So how does all this accrue to any benefit to Romney? First, a lot of Americans have probably figured out this prejudice against Mormons and feel badly about it. Despite notions that we’re a mean-spirited, bigoted society, we’re not. In fact, there are undoubtedly far more open hearts than haters and the former will work hard to prove that the American public isn’t prejudiced, just as many worked diligently four years ago to sweep the first African-American into office. It must be a sweet irony for Republicans to soak in that we’ll finally have the affirmative action candidate for the presidency. Barack Obama may have been the first African-American president, but Mitt Romney will be the first Latter-day Saint president, by the numbers a bigger achievement.

On another level, having been a Mormon all his life, including a stint as a bicycle-riding missionary in France, Mitt Romney will have some retail campaigning skills that few Republicans can match. Anyone who’s tried to sell the French on Joseph Smith’s prophecies should have no problem selling Ronald Reagan to independents and conservative Democrats. Romney’s background also provides skills in finding common ground. A Mormon who has lived in the “real world” of Bloomfield Hills, France, Harvard, Bain and Massachusetts politics knows how to find some common ground, and in a hurry. As soon as his life’s newest acquaintances discovered he was Mormon, he knew he was suspect. So he had to find ways to connect and build relationships with non-Mormons to get around their apprehensions. Mormons must learn early in life to pivot away from difficult topics when speaking of their faith and beliefs. All these communications skills should have prepared Romney well for the challenges before him.

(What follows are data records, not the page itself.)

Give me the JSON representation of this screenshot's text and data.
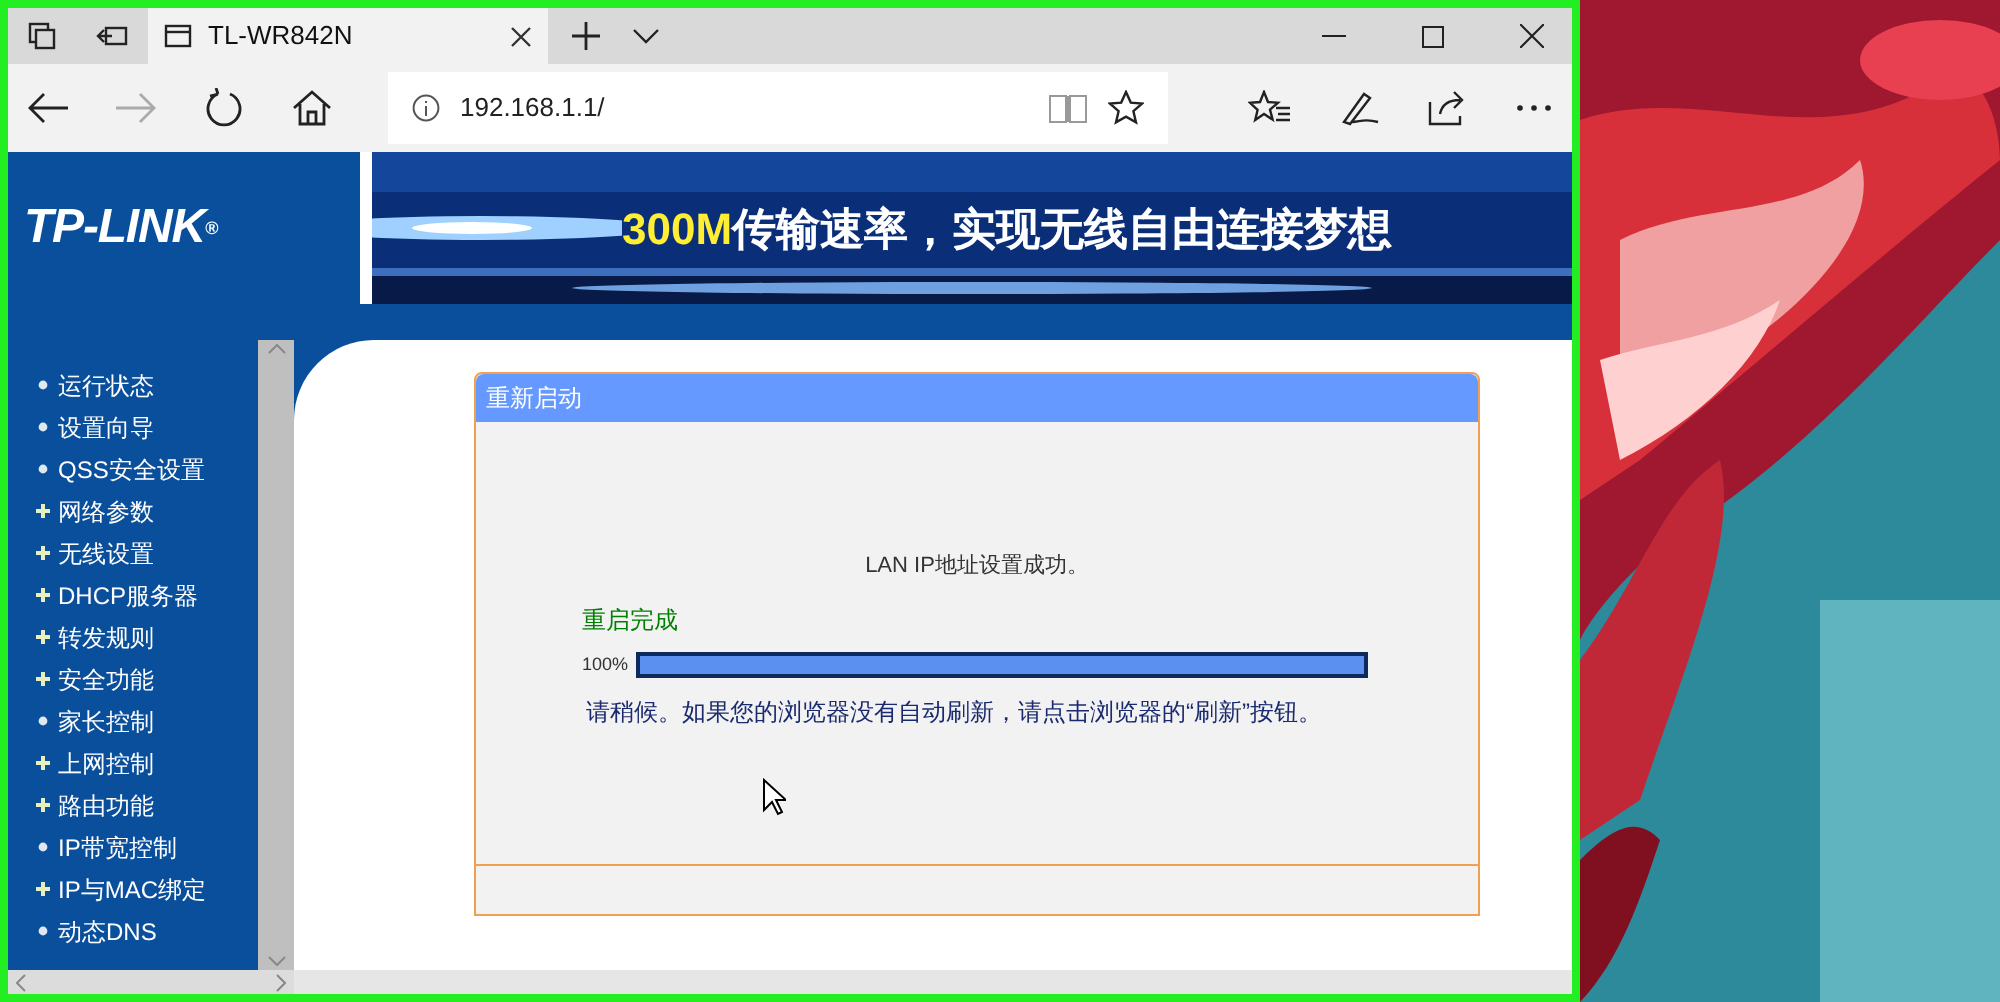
{
  "browser": {
    "tab_title": "TL-WR842N",
    "address": "192.168.1.1/"
  },
  "banner": {
    "logo": "TP-LINK",
    "logo_mark": "®",
    "slogan_highlight": "300M",
    "slogan": "传输速率，实现无线自由连接梦想"
  },
  "sidebar": {
    "items": [
      {
        "label": "运行状态",
        "kind": "page"
      },
      {
        "label": "设置向导",
        "kind": "page"
      },
      {
        "label": "QSS安全设置",
        "kind": "page"
      },
      {
        "label": "网络参数",
        "kind": "group"
      },
      {
        "label": "无线设置",
        "kind": "group"
      },
      {
        "label": "DHCP服务器",
        "kind": "group"
      },
      {
        "label": "转发规则",
        "kind": "group"
      },
      {
        "label": "安全功能",
        "kind": "group"
      },
      {
        "label": "家长控制",
        "kind": "page"
      },
      {
        "label": "上网控制",
        "kind": "group"
      },
      {
        "label": "路由功能",
        "kind": "group"
      },
      {
        "label": "IP带宽控制",
        "kind": "page"
      },
      {
        "label": "IP与MAC绑定",
        "kind": "group"
      },
      {
        "label": "动态DNS",
        "kind": "page"
      }
    ]
  },
  "panel": {
    "title": "重新启动",
    "message": "LAN IP地址设置成功。",
    "status": "重启完成",
    "progress": {
      "reading": "100%",
      "level": 1
    },
    "note": "请稍候。如果您的浏览器没有自动刷新，请点击浏览器的“刷新”按钮。"
  }
}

David Hill is a pollster that has worked for Republican candidates and causes since 1984.